Women: Add Strength Training To Your Workouts For A Slimmer, Happier, Healthier You!
Many of our friends and family ask us why we have become “exercise
fanatics” as they put it. I guess we are fanatic about it, but for
good reason! We don’t want to lose our health and agility. The older
we get, the more we realize how much we want to stay active as older adults.
This is not going to happen if we continued to sit…sit at our desks…sit
on the couch…sit in the car…As you have heard us say in many
other articles “it is time to get off the couch…and the time
Most people know that adding a strength-training program
to your workout routine can build muscles and increase strength in both
men and women. When we are talking about strength training, we mean weight
lifting! Yes, we are talking about pumping some iron! No, you will not
look like a steroid-injected, testosterone overloaded hunk!

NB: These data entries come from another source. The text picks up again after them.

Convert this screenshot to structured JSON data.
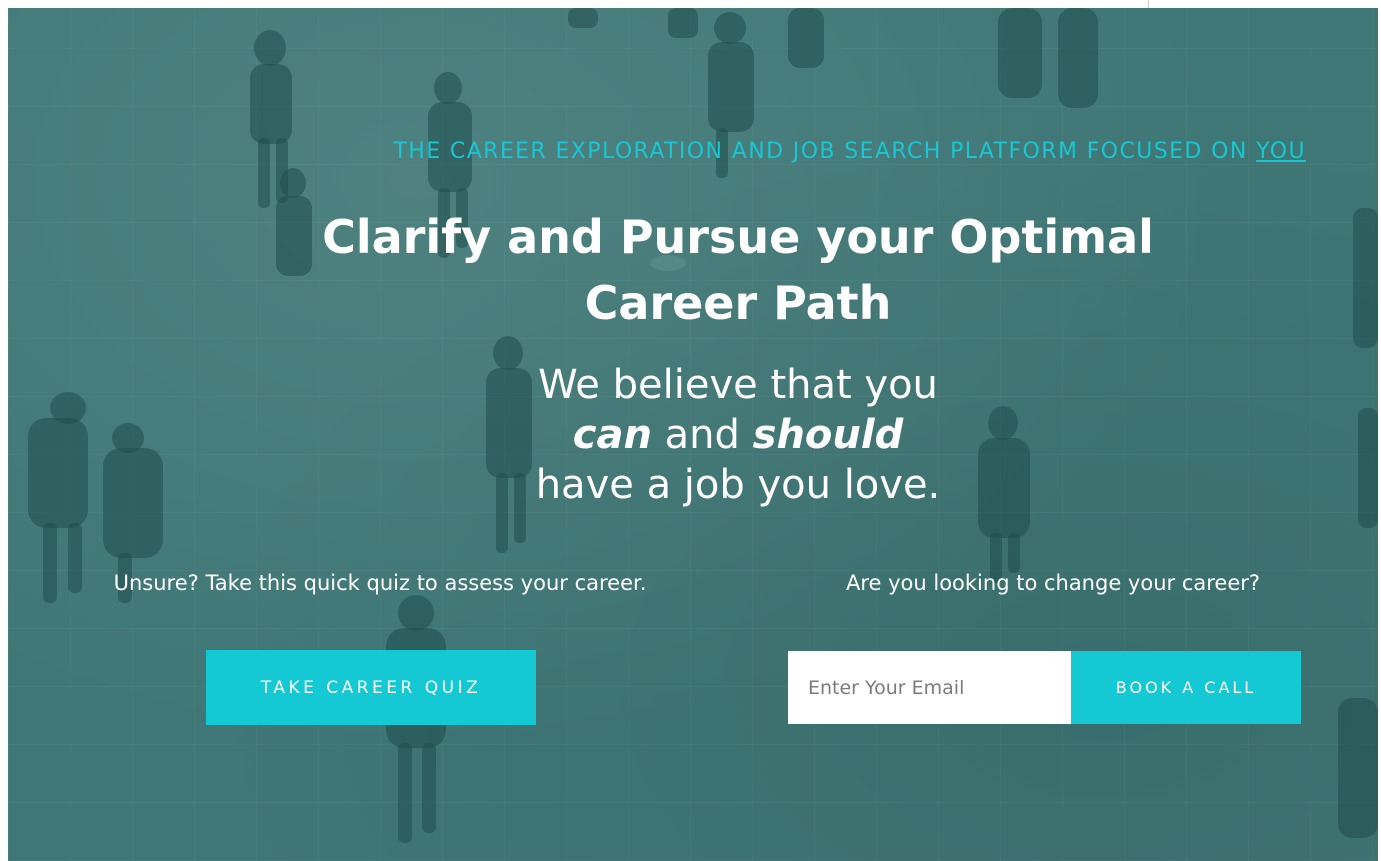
{
  "hero": {
    "tagline_text": "THE CAREER EXPLORATION AND JOB SEARCH PLATFORM FOCUSED ON ",
    "tagline_link": "YOU",
    "headline_line1": "Clarify and Pursue your Optimal",
    "headline_line2": "Career Path",
    "belief_line1": "We believe that you",
    "belief_can": "can",
    "belief_and": " and ",
    "belief_should": "should",
    "belief_line3": "have a job you love."
  },
  "quiz": {
    "prompt": "Unsure? Take this quick quiz to assess your career.",
    "button_label": "TAKE CAREER QUIZ"
  },
  "call": {
    "prompt": "Are you looking to change your career?",
    "email_placeholder": "Enter Your Email",
    "button_label": "BOOK A CALL"
  },
  "colors": {
    "overlay": "#3f7776",
    "accent": "#14c8d4",
    "text": "#ffffff"
  },
  "icons": {
    "background": "crowd-photo"
  }
}
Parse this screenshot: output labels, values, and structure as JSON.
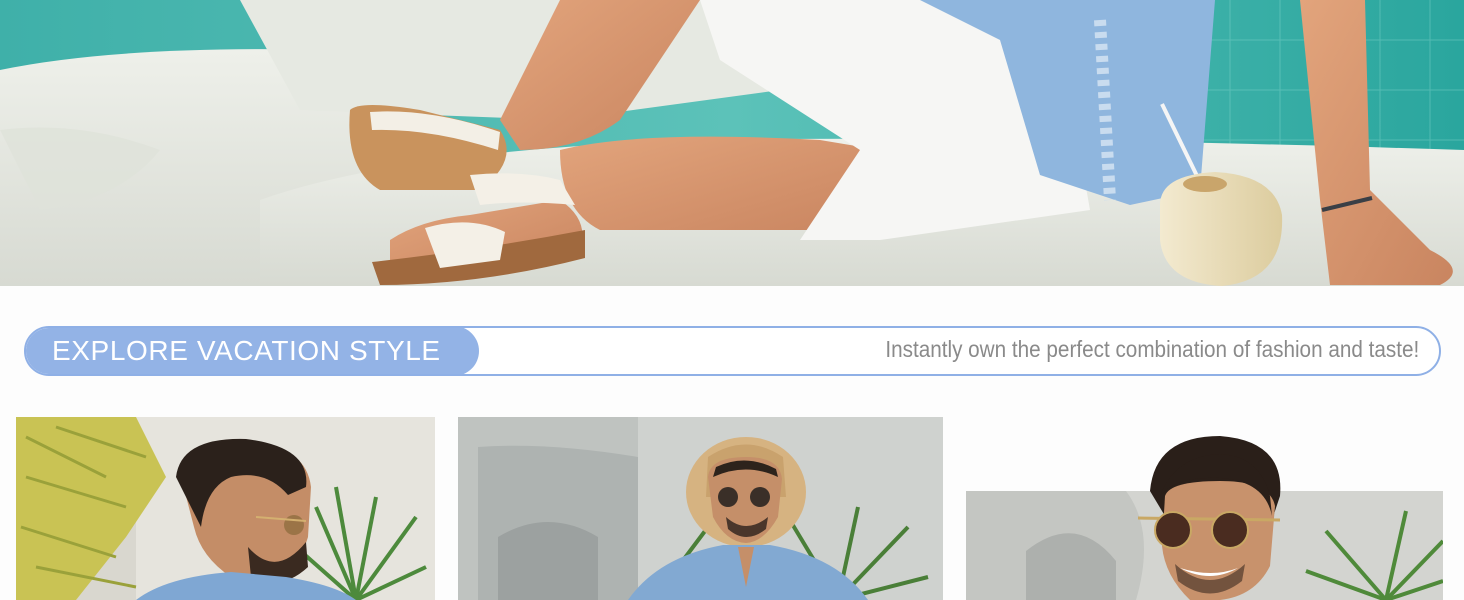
{
  "banner": {
    "title": "EXPLORE VACATION STYLE",
    "tagline": "Instantly own the perfect combination of fashion and taste!"
  },
  "colors": {
    "accent_blue": "#93b3e6",
    "banner_border": "#8fb0e6",
    "tagline_gray": "#8a8a8a",
    "pool_teal": "#46b3ad",
    "shirt_blue": "#8fb6de"
  },
  "images": {
    "hero": "hero-vacation-photo",
    "photos": [
      "model-side-view-photo",
      "model-straw-hat-photo",
      "model-sunglasses-closeup-photo"
    ]
  }
}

of weight lifting and strength training are many for both men and women!
But we would like to address women in particular in this article. I for
one am convinced of the benefits! My training coach, Pete told me the other
day “You stick with weight-training at least twice
per week and you will be amazed at the results!”
Women – we
want to tell you why you should add a strength training program to your
||Halts bone loss and even helps restore bone: A woman
typically loses one percent of her bone mass each year after menopause.
She loses even more during the first five postmenopausal years. Over
time, a woman can easily develop osteoporosis if she does not do
anything about the natural propensity for bone loss during the aging
process. Bones become so porous that they can easily break. Strength
training can stop this process. In a study from Tufts University,
Women who did not exercise lost about two percent of their bone density
over the year of the study. Women who strength-trained not only did
not lose bone, they gained one percent.
||Improves Balance: Our ability to stay in balance also declines
with the aging process. Is there anything that doesn’t? This
change happens so gradually that sometimes we may not even notice
it until we are in our seventies! But falling, usually the result
of deteriorated balance, can become a real significant hazard later
in life. I know that it is a fear that my folks and other friends
of mine have. One fall is all it takes in some people. We have all
heard the stories of a friend or family member who took a fall and
ended up with a broken hip or fractured arm. Sometimes it leads to
hospitalization, pneumonia and eventual death. The Tufts study showed
an 8.5 percent decline in balance over the year of the study in women
who did not exercise. In contrast, women in the strength-training
group improved their balance abilities and their scores went up by